Literal translation: She stepped into the little fat bowl

It is Saturday and it is Lucia day! Günther’s colleague Gudrun has invited him and Elvira to see the Lucia concert. Elvira who is still annoyed with Günther, decided to decline the invitation. Güntherdoes not really know what that is all about but he trusts Gudrun’s good taste in music. Gudrun’s former boyfriend Mats from Dalarna introduced her to the tradition and even though she is happy now with Alfonso, she still enjoys seeing the lights and listening to the angelic voices. Just when they are about to sit down in the crowded church, Gudrun spots Sabine. The friends greet each other warmly and start to chit-chat. “How is it going with your promotion, weren’t you going to start a new job soon?” Gudrun asks Sabine unsuspectingly. Sabine’s face suddenly looks like she just ate a lemon. “We should sit down, the concert is about to start”, she answers brusque and turns around.

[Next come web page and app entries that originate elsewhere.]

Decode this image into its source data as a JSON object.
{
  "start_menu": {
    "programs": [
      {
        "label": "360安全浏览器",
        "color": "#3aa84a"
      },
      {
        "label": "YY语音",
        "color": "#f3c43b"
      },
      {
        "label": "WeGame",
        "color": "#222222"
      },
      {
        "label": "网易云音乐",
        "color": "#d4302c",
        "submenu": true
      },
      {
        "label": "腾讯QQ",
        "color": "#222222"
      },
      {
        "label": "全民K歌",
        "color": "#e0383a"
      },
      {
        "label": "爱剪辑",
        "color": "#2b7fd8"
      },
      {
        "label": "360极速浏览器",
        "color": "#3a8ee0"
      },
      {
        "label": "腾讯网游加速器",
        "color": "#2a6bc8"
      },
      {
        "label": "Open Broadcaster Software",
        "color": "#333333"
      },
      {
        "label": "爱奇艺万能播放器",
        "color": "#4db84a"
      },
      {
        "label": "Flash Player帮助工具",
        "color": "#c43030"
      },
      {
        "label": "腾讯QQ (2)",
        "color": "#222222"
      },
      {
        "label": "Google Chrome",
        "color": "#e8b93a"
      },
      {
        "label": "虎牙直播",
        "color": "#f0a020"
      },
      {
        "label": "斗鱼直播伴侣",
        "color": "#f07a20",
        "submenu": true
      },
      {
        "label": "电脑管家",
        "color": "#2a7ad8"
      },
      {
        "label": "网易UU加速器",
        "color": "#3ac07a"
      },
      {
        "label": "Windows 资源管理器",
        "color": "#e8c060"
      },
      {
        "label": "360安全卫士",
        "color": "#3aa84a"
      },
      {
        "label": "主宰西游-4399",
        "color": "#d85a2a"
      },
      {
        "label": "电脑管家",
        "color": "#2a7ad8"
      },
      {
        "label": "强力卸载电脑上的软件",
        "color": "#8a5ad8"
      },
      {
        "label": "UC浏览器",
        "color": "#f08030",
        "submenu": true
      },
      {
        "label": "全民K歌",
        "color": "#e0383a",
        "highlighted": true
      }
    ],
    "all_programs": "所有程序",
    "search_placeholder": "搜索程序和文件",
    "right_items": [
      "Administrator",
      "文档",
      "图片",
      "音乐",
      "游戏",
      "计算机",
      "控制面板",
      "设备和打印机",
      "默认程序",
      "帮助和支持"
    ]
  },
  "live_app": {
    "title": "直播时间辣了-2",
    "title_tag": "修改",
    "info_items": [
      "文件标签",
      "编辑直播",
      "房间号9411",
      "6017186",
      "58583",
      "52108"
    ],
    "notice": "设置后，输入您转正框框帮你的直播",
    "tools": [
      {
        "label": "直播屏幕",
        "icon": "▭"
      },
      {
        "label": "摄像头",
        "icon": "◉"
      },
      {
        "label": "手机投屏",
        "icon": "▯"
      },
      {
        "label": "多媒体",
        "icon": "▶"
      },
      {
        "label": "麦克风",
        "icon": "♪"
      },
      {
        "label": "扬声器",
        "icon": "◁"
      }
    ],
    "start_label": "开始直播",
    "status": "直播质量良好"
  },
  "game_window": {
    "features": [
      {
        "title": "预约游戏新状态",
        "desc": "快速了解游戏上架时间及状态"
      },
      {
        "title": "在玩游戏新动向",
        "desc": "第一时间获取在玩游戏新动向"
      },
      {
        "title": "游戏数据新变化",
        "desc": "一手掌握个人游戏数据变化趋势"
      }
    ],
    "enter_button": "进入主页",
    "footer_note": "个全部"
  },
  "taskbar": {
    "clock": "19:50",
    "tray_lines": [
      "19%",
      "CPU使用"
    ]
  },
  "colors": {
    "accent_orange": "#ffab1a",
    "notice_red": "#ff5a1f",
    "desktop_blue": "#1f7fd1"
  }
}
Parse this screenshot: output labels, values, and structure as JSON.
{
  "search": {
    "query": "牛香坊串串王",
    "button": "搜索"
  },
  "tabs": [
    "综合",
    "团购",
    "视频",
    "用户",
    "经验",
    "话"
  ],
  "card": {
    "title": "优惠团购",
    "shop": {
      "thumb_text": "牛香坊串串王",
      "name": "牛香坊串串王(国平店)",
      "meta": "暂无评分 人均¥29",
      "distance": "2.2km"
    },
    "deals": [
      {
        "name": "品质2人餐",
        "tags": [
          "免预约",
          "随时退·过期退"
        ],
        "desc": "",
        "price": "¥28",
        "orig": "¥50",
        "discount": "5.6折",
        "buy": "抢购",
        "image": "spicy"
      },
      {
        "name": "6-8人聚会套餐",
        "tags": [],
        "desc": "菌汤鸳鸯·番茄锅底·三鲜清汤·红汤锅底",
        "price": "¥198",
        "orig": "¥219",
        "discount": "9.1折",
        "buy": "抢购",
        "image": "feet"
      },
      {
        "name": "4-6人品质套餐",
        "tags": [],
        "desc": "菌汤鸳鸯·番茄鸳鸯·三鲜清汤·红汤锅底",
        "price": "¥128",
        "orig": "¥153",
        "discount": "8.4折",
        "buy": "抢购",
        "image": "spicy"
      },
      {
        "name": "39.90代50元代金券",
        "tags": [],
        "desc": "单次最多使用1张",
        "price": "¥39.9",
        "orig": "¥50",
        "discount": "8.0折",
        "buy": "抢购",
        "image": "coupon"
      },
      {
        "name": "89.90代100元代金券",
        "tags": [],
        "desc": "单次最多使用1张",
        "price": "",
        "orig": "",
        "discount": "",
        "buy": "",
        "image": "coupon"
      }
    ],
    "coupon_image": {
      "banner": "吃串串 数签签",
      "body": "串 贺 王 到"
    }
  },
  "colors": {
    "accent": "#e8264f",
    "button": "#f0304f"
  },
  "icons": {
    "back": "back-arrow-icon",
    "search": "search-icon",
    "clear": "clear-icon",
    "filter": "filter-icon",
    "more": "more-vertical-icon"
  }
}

Gudrun gives Elvira a baffled look. “I think you just stepped into the little fat bowl”.

Stepping into the fat bowl means you have done a fauxpas and/or brought up a subject the other does not want to talk about. So watch out for those fat bowls!